Carlsberg equipped the venues with technology that syncs up the Instagram content to in-bar TVs that display the Instagram content on screen. Each time a piece of content pops up on the screen, time is added to happy hour.
The idea is that the campaign leverages something that consumers are already doing — taking photos and videos with their friends inside the bar — to create and reward original content.
Several other beer brands in the United States are also using Instagram to connect with younger users through content.
Miller Fortune recently became the first MillerCoors brand to have an Instagram presence as part of a mobile-heavy launch promotion (see story).
Heineken has also been promoting video content on its Instagram account over the past few weeks to promote a campaign called “The Legendary Posters.” The short video clips promote a collection of 40 posters that support the nonprofit Reporters without Borders, and a call-to-action at the end of the videos prompt consumers to visit http://thelegendaryposters.com to view all of the campaign’s posters and videos.
Heineken's video-heavy Instagram account
What makes Instagram unique is that it is an aspirational platform that lends itself well to creating compelling short stories that resonate well with beer and spirit brands.
Besides Instagram and Facebook, Matt Holliday, content strategist at BFG Communications, Hilton Head, SC, said that the agency has found YouTube pre-roll mobile ads effective.
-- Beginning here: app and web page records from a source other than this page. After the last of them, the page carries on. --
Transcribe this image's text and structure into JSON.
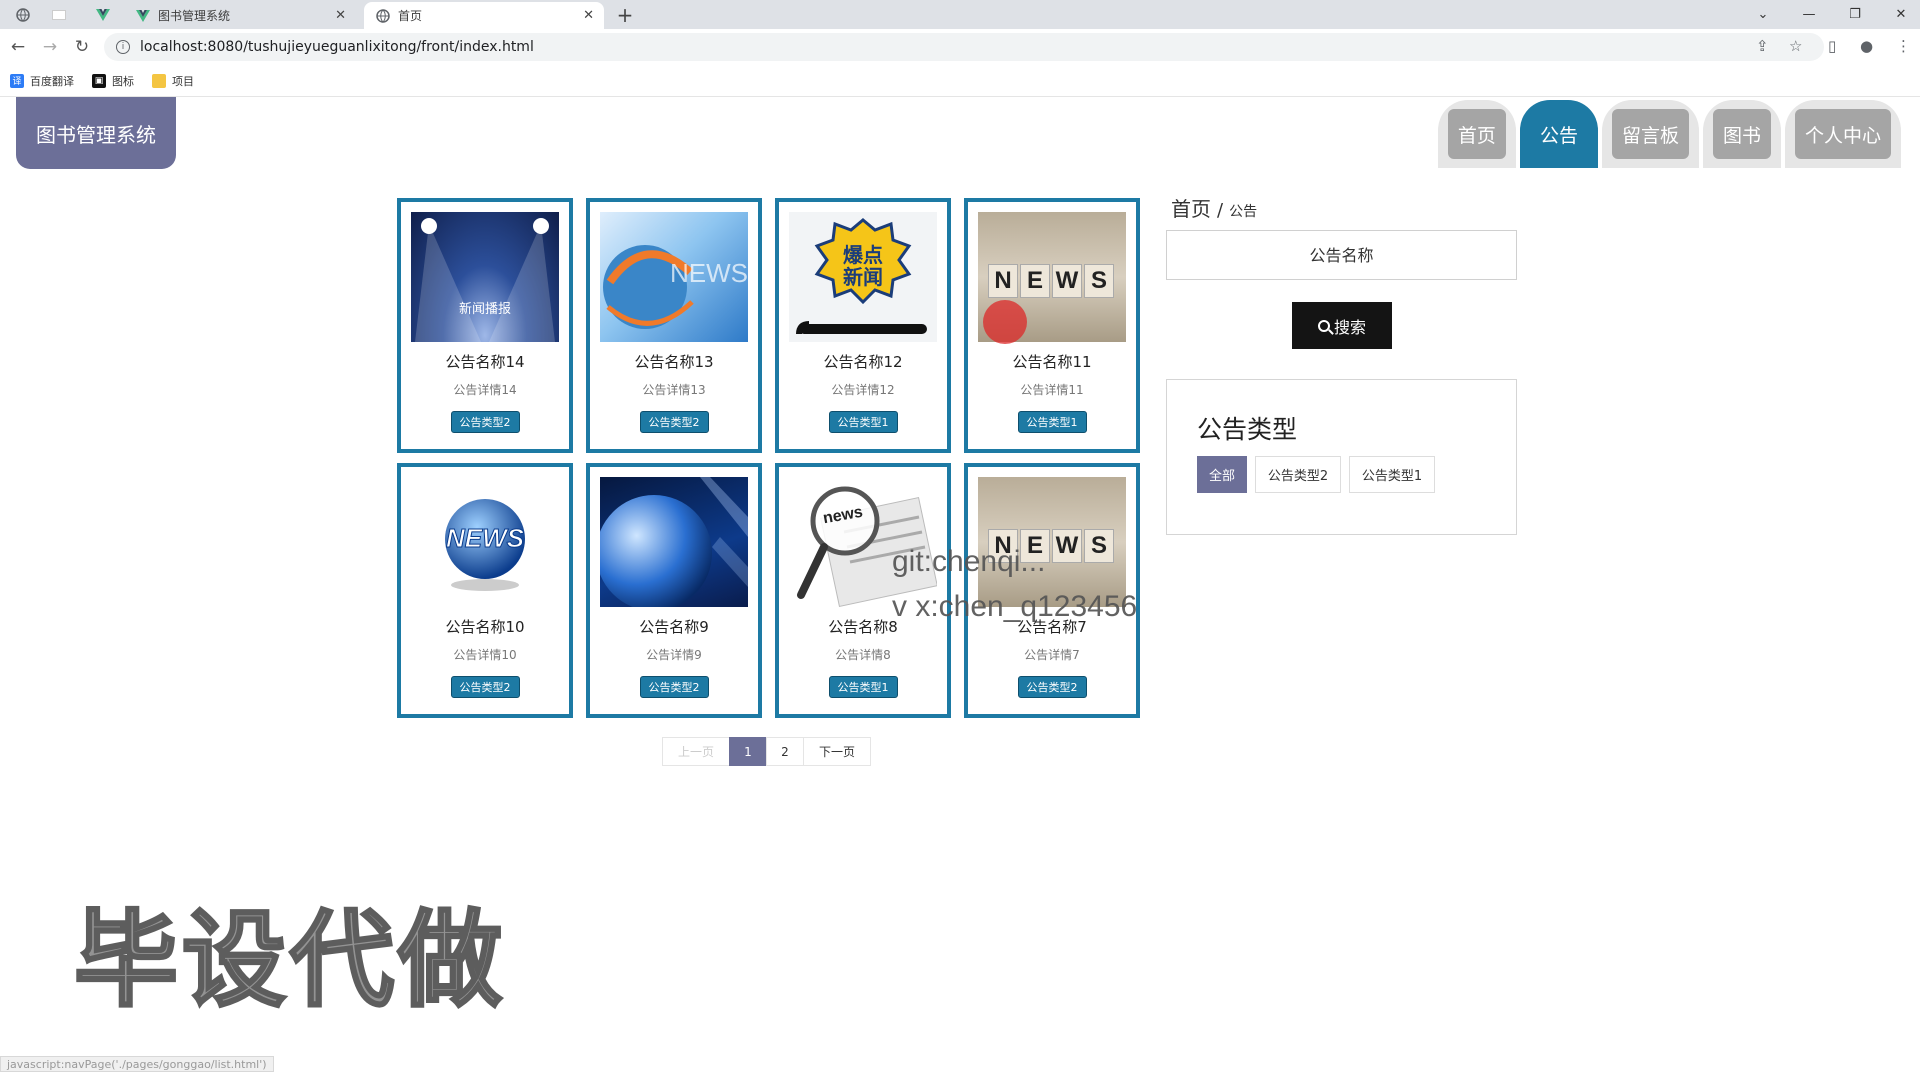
{
  "browser": {
    "tabs": [
      {
        "title": "图书管理系统",
        "active": false
      },
      {
        "title": "首页",
        "active": true
      }
    ],
    "url": "localhost:8080/tushujieyueguanlixitong/front/index.html",
    "bookmarks": [
      {
        "label": "百度翻译"
      },
      {
        "label": "图标"
      },
      {
        "label": "项目"
      }
    ],
    "status_url": "javascript:navPage('./pages/gonggao/list.html')"
  },
  "site": {
    "logo": "图书管理系统",
    "nav": [
      {
        "label": "首页",
        "active": false
      },
      {
        "label": "公告",
        "active": true
      },
      {
        "label": "留言板",
        "active": false
      },
      {
        "label": "图书",
        "active": false
      },
      {
        "label": "个人中心",
        "active": false
      }
    ]
  },
  "notices": [
    {
      "title": "公告名称14",
      "detail": "公告详情14",
      "type": "公告类型2",
      "image": "spotlight-news-broadcast"
    },
    {
      "title": "公告名称13",
      "detail": "公告详情13",
      "type": "公告类型2",
      "image": "news-globe-blue"
    },
    {
      "title": "公告名称12",
      "detail": "公告详情12",
      "type": "公告类型1",
      "image": "breaking-news-phone"
    },
    {
      "title": "公告名称11",
      "detail": "公告详情11",
      "type": "公告类型1",
      "image": "news-dice"
    },
    {
      "title": "公告名称10",
      "detail": "公告详情10",
      "type": "公告类型2",
      "image": "news-globe-3d"
    },
    {
      "title": "公告名称9",
      "detail": "公告详情9",
      "type": "公告类型2",
      "image": "earth-blue"
    },
    {
      "title": "公告名称8",
      "detail": "公告详情8",
      "type": "公告类型1",
      "image": "magnifier-newspaper"
    },
    {
      "title": "公告名称7",
      "detail": "公告详情7",
      "type": "公告类型2",
      "image": "news-dice"
    }
  ],
  "thumb_texts": {
    "spotlight": "新闻播报",
    "globe_news": "NEWS",
    "breaking_l1": "爆点",
    "breaking_l2": "新闻",
    "dice": "NEWS",
    "globe3d": "NEWS",
    "magnifier": "news"
  },
  "pagination": {
    "prev": "上一页",
    "pages": [
      "1",
      "2"
    ],
    "current": "1",
    "next": "下一页"
  },
  "sidebar": {
    "breadcrumb_home": "首页",
    "breadcrumb_sep": "/",
    "breadcrumb_current": "公告",
    "search_placeholder": "公告名称",
    "search_button": "搜索",
    "type_title": "公告类型",
    "types": [
      {
        "label": "全部",
        "active": true
      },
      {
        "label": "公告类型2",
        "active": false
      },
      {
        "label": "公告类型1",
        "active": false
      }
    ]
  },
  "overlay": {
    "git": "git:chenqi...",
    "vx": "v x:chen_q123456",
    "big": "毕设代做"
  },
  "colors": {
    "accent": "#1d7aa4",
    "logo": "#6c6f98",
    "nav_inactive": "#a5a5a5",
    "search_button": "#141414"
  }
}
These ads can be bought against relevant content and force consumers to either watch a clip or click to skip the ad.
“It’s certainly a very visual vertical — there really isn’t too much that is print-driven in spirits brands, especially beer brands,” Mr. Holliday said.
“The visual medium du jour being video, it is a pretty natural evolution, I think,” he said.
Beer brands have no doubt gravitated towards mobile and digital video, but the medium also presents a number of challenges that are unique to the vertical such as age gating that halts a longer form of engagement.
Additionally, consumers may be watching a beer brand’s ads when they are at a noisy sports event or bar, weakening the branding potential since viewers are not immersed in content.
Brands also need to think of ways to keep the brand messaging continually moving with mobile and digital-only video.
Newcastle Brown Ale, for instance, skipped a big-budget Super Bowl spot this year, with a digital-only video that has now racked up more than five million YouTube views.
“The original spot was great, the teaser was great, but the fact that they went on to make these other micro-pieces of content that reference other commercials speaks to something much greater, which is an understanding of what agreement you enter into by reaching people on digital-first platforms,” Deutsch NY’s Mr. Lindenbaum said.
“The agreement is that you’re not just there to message to them, you are there to reflect their assumption, reflect their opinions, validate their opinions and participate in a conversation with them, which means not just one communication and you’re done — that doesn’t feel like a mobile experience to me,” he said.
Lauren Johnson is associate reporter on Mobile Marketer, New York
- Trackback url: http://www.mobilemarketer.com/cms/trackback/17630-1